(Items from an interface collection)
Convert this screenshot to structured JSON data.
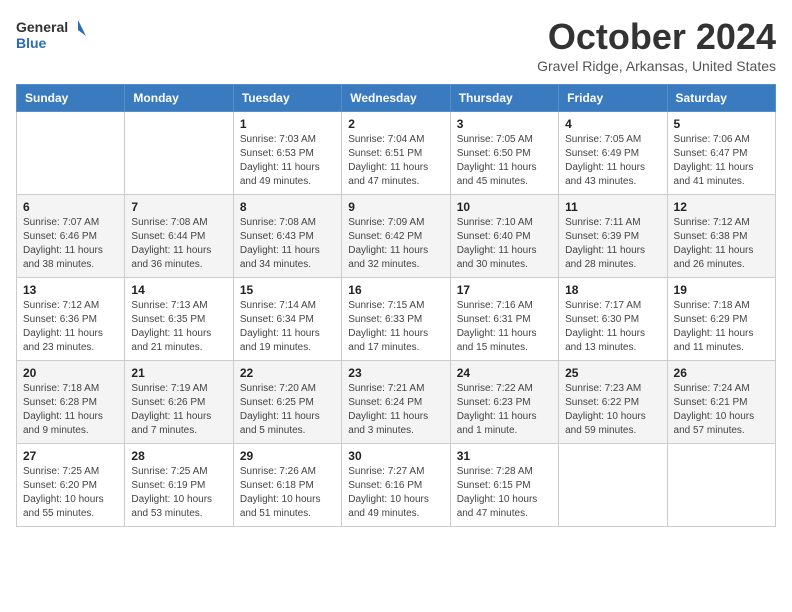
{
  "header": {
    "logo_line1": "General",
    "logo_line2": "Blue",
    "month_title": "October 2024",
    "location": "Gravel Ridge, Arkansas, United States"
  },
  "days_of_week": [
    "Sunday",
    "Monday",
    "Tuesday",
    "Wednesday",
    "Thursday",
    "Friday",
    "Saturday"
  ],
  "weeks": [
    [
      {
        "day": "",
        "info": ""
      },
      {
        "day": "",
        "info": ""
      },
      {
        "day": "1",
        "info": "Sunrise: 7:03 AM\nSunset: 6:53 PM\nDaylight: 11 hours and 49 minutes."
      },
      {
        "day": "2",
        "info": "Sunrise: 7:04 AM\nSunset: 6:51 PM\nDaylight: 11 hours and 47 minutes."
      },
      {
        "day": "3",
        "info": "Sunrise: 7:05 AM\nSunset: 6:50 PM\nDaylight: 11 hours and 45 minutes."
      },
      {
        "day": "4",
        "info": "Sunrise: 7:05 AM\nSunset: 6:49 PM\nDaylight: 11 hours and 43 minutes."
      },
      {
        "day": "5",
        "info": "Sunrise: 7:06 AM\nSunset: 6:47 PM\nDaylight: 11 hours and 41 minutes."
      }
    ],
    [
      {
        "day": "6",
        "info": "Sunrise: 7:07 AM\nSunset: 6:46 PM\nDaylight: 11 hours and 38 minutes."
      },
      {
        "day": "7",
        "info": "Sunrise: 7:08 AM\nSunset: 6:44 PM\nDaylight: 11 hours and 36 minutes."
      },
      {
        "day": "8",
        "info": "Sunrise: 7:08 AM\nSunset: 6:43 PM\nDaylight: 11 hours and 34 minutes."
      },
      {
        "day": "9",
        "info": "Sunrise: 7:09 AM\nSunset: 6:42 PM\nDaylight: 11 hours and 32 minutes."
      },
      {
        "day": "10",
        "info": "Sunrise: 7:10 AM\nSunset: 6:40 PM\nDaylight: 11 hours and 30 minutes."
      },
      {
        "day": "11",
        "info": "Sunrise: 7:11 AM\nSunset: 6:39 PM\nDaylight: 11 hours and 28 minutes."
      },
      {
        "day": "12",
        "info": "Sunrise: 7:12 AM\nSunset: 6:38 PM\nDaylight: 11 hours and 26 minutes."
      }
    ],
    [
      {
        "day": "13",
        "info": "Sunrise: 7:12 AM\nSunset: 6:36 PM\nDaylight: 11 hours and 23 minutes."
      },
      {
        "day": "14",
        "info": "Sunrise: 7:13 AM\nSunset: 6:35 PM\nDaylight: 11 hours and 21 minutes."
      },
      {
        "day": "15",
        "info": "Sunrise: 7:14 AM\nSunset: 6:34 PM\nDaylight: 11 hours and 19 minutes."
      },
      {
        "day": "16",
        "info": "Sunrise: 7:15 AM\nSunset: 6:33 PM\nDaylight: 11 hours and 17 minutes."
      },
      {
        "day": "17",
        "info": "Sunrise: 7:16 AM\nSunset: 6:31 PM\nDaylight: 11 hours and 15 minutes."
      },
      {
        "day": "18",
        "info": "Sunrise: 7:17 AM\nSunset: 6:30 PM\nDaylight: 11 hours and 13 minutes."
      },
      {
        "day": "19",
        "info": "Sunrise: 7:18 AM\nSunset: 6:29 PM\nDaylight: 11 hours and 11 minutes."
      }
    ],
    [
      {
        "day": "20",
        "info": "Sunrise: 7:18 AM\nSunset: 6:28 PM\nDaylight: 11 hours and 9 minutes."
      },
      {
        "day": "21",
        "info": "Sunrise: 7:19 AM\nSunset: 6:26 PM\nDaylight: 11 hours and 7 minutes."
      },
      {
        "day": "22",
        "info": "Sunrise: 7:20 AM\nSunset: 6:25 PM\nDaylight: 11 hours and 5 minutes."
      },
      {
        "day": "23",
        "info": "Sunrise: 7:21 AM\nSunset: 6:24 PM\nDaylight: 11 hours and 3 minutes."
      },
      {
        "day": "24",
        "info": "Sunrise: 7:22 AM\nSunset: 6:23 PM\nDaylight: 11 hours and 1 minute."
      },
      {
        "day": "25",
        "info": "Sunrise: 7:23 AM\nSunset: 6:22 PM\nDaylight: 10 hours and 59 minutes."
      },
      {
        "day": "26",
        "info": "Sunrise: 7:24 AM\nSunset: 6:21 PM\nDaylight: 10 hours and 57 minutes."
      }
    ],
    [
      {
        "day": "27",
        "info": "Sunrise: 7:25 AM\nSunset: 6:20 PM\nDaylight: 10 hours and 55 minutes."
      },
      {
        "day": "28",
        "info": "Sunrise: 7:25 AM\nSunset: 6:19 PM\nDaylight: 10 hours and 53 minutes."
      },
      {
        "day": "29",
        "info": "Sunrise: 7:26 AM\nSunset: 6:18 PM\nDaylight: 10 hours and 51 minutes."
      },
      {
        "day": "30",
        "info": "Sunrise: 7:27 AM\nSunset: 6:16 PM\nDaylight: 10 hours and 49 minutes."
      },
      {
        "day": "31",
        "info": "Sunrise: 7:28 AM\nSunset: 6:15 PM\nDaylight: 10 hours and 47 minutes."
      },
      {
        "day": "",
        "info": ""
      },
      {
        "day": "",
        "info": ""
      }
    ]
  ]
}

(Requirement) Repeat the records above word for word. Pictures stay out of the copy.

(Problem solution)
Convert this screenshot to structured JSON data.
{
  "header": {
    "logo_line1": "General",
    "logo_line2": "Blue",
    "month_title": "October 2024",
    "location": "Gravel Ridge, Arkansas, United States"
  },
  "days_of_week": [
    "Sunday",
    "Monday",
    "Tuesday",
    "Wednesday",
    "Thursday",
    "Friday",
    "Saturday"
  ],
  "weeks": [
    [
      {
        "day": "",
        "info": ""
      },
      {
        "day": "",
        "info": ""
      },
      {
        "day": "1",
        "info": "Sunrise: 7:03 AM\nSunset: 6:53 PM\nDaylight: 11 hours and 49 minutes."
      },
      {
        "day": "2",
        "info": "Sunrise: 7:04 AM\nSunset: 6:51 PM\nDaylight: 11 hours and 47 minutes."
      },
      {
        "day": "3",
        "info": "Sunrise: 7:05 AM\nSunset: 6:50 PM\nDaylight: 11 hours and 45 minutes."
      },
      {
        "day": "4",
        "info": "Sunrise: 7:05 AM\nSunset: 6:49 PM\nDaylight: 11 hours and 43 minutes."
      },
      {
        "day": "5",
        "info": "Sunrise: 7:06 AM\nSunset: 6:47 PM\nDaylight: 11 hours and 41 minutes."
      }
    ],
    [
      {
        "day": "6",
        "info": "Sunrise: 7:07 AM\nSunset: 6:46 PM\nDaylight: 11 hours and 38 minutes."
      },
      {
        "day": "7",
        "info": "Sunrise: 7:08 AM\nSunset: 6:44 PM\nDaylight: 11 hours and 36 minutes."
      },
      {
        "day": "8",
        "info": "Sunrise: 7:08 AM\nSunset: 6:43 PM\nDaylight: 11 hours and 34 minutes."
      },
      {
        "day": "9",
        "info": "Sunrise: 7:09 AM\nSunset: 6:42 PM\nDaylight: 11 hours and 32 minutes."
      },
      {
        "day": "10",
        "info": "Sunrise: 7:10 AM\nSunset: 6:40 PM\nDaylight: 11 hours and 30 minutes."
      },
      {
        "day": "11",
        "info": "Sunrise: 7:11 AM\nSunset: 6:39 PM\nDaylight: 11 hours and 28 minutes."
      },
      {
        "day": "12",
        "info": "Sunrise: 7:12 AM\nSunset: 6:38 PM\nDaylight: 11 hours and 26 minutes."
      }
    ],
    [
      {
        "day": "13",
        "info": "Sunrise: 7:12 AM\nSunset: 6:36 PM\nDaylight: 11 hours and 23 minutes."
      },
      {
        "day": "14",
        "info": "Sunrise: 7:13 AM\nSunset: 6:35 PM\nDaylight: 11 hours and 21 minutes."
      },
      {
        "day": "15",
        "info": "Sunrise: 7:14 AM\nSunset: 6:34 PM\nDaylight: 11 hours and 19 minutes."
      },
      {
        "day": "16",
        "info": "Sunrise: 7:15 AM\nSunset: 6:33 PM\nDaylight: 11 hours and 17 minutes."
      },
      {
        "day": "17",
        "info": "Sunrise: 7:16 AM\nSunset: 6:31 PM\nDaylight: 11 hours and 15 minutes."
      },
      {
        "day": "18",
        "info": "Sunrise: 7:17 AM\nSunset: 6:30 PM\nDaylight: 11 hours and 13 minutes."
      },
      {
        "day": "19",
        "info": "Sunrise: 7:18 AM\nSunset: 6:29 PM\nDaylight: 11 hours and 11 minutes."
      }
    ],
    [
      {
        "day": "20",
        "info": "Sunrise: 7:18 AM\nSunset: 6:28 PM\nDaylight: 11 hours and 9 minutes."
      },
      {
        "day": "21",
        "info": "Sunrise: 7:19 AM\nSunset: 6:26 PM\nDaylight: 11 hours and 7 minutes."
      },
      {
        "day": "22",
        "info": "Sunrise: 7:20 AM\nSunset: 6:25 PM\nDaylight: 11 hours and 5 minutes."
      },
      {
        "day": "23",
        "info": "Sunrise: 7:21 AM\nSunset: 6:24 PM\nDaylight: 11 hours and 3 minutes."
      },
      {
        "day": "24",
        "info": "Sunrise: 7:22 AM\nSunset: 6:23 PM\nDaylight: 11 hours and 1 minute."
      },
      {
        "day": "25",
        "info": "Sunrise: 7:23 AM\nSunset: 6:22 PM\nDaylight: 10 hours and 59 minutes."
      },
      {
        "day": "26",
        "info": "Sunrise: 7:24 AM\nSunset: 6:21 PM\nDaylight: 10 hours and 57 minutes."
      }
    ],
    [
      {
        "day": "27",
        "info": "Sunrise: 7:25 AM\nSunset: 6:20 PM\nDaylight: 10 hours and 55 minutes."
      },
      {
        "day": "28",
        "info": "Sunrise: 7:25 AM\nSunset: 6:19 PM\nDaylight: 10 hours and 53 minutes."
      },
      {
        "day": "29",
        "info": "Sunrise: 7:26 AM\nSunset: 6:18 PM\nDaylight: 10 hours and 51 minutes."
      },
      {
        "day": "30",
        "info": "Sunrise: 7:27 AM\nSunset: 6:16 PM\nDaylight: 10 hours and 49 minutes."
      },
      {
        "day": "31",
        "info": "Sunrise: 7:28 AM\nSunset: 6:15 PM\nDaylight: 10 hours and 47 minutes."
      },
      {
        "day": "",
        "info": ""
      },
      {
        "day": "",
        "info": ""
      }
    ]
  ]
}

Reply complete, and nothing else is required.